::: Input material :::
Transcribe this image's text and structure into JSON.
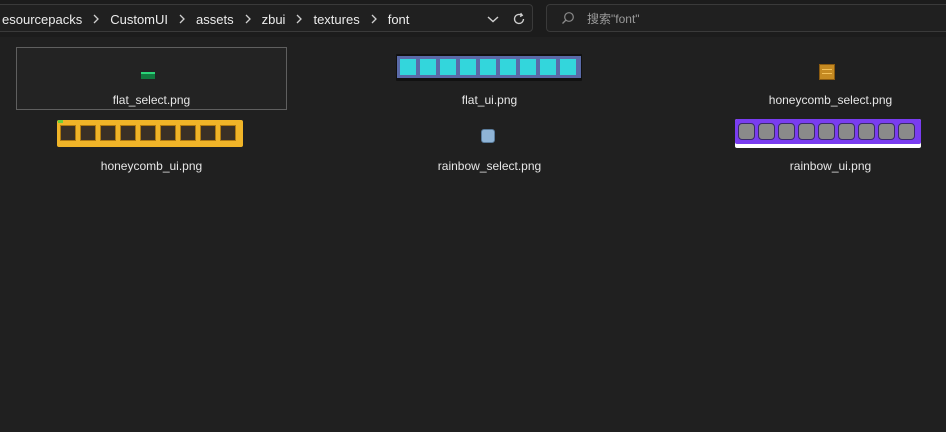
{
  "address_bar": {
    "breadcrumbs": [
      "esourcepacks",
      "CustomUI",
      "assets",
      "zbui",
      "textures",
      "font"
    ],
    "dropdown_icon": "chevron-down-icon",
    "refresh_icon": "refresh-icon"
  },
  "search": {
    "placeholder": "搜索\"font\"",
    "value": "",
    "icon": "search-icon"
  },
  "files": [
    {
      "name": "flat_select.png",
      "selected": true
    },
    {
      "name": "flat_ui.png",
      "selected": false
    },
    {
      "name": "honeycomb_select.png",
      "selected": false
    },
    {
      "name": "honeycomb_ui.png",
      "selected": false
    },
    {
      "name": "rainbow_select.png",
      "selected": false
    },
    {
      "name": "rainbow_ui.png",
      "selected": false
    }
  ],
  "colors": {
    "background": "#202020",
    "flat_slot": "#33d6dc",
    "flat_frame": "#5a6aa8",
    "honeycomb_frame": "#f0b428",
    "rainbow_frame": "#7a3df0",
    "rainbow_slot": "#8a8a8a",
    "rainbow_select": "#8fb4d6",
    "select_green": "#1fa35a"
  }
}
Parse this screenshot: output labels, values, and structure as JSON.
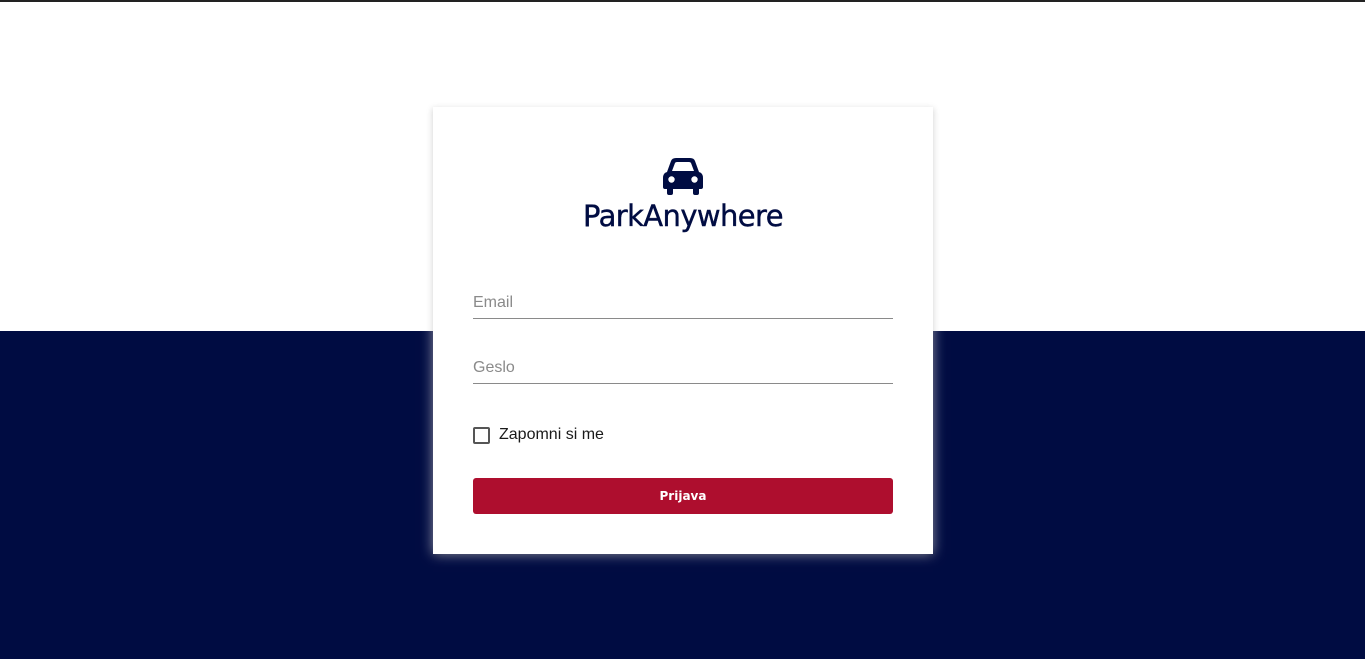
{
  "app": {
    "brand_name": "ParkAnywhere",
    "logo_icon": "car-icon"
  },
  "login_form": {
    "email_placeholder": "Email",
    "email_value": "",
    "password_placeholder": "Geslo",
    "password_value": "",
    "remember_label": "Zapomni si me",
    "remember_checked": false,
    "submit_label": "Prijava"
  },
  "colors": {
    "brand_navy": "#000c42",
    "button_red": "#ae0e2e",
    "background_top": "#ffffff"
  }
}
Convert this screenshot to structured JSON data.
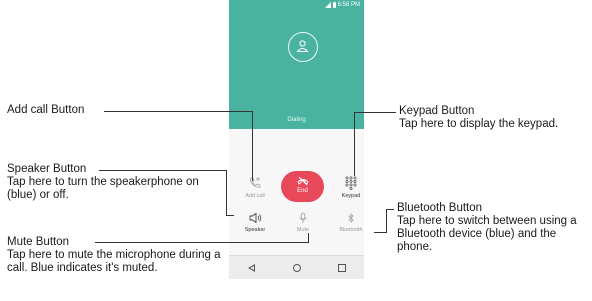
{
  "status_bar": {
    "time": "6:58 PM"
  },
  "call_screen": {
    "status_text": "Dialing",
    "add_call_label": "Add call",
    "end_label": "End",
    "keypad_label": "Keypad",
    "speaker_label": "Speaker",
    "mute_label": "Mute",
    "bluetooth_label": "Bluetooth"
  },
  "callouts": {
    "add_call": {
      "title": "Add call Button"
    },
    "keypad": {
      "title": "Keypad Button",
      "description": "Tap here to display the keypad."
    },
    "speaker": {
      "title": "Speaker Button",
      "description": "Tap here to turn the speakerphone on (blue) or off."
    },
    "bluetooth": {
      "title": "Bluetooth Button",
      "description": "Tap here to switch between using a Bluetooth device (blue) and the phone."
    },
    "mute": {
      "title": "Mute Button",
      "description": "Tap here to mute the microphone during a call. Blue indicates it's muted."
    }
  },
  "icons": {
    "avatar": "contact-avatar-icon",
    "add_call": "phone-plus-icon",
    "end": "hangup-icon",
    "keypad": "dialpad-icon",
    "speaker": "speaker-icon",
    "mute": "mic-icon",
    "bluetooth": "bluetooth-icon",
    "back": "back-icon",
    "home": "home-icon",
    "recents": "recents-icon"
  },
  "colors": {
    "header_teal": "#49b3a0",
    "end_red": "#e8495a"
  }
}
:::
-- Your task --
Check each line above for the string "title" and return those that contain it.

-- Solution to the problem --
      "title": "Add call Button"
      "title": "Keypad Button",
      "title": "Speaker Button",
      "title": "Bluetooth Button",
      "title": "Mute Button",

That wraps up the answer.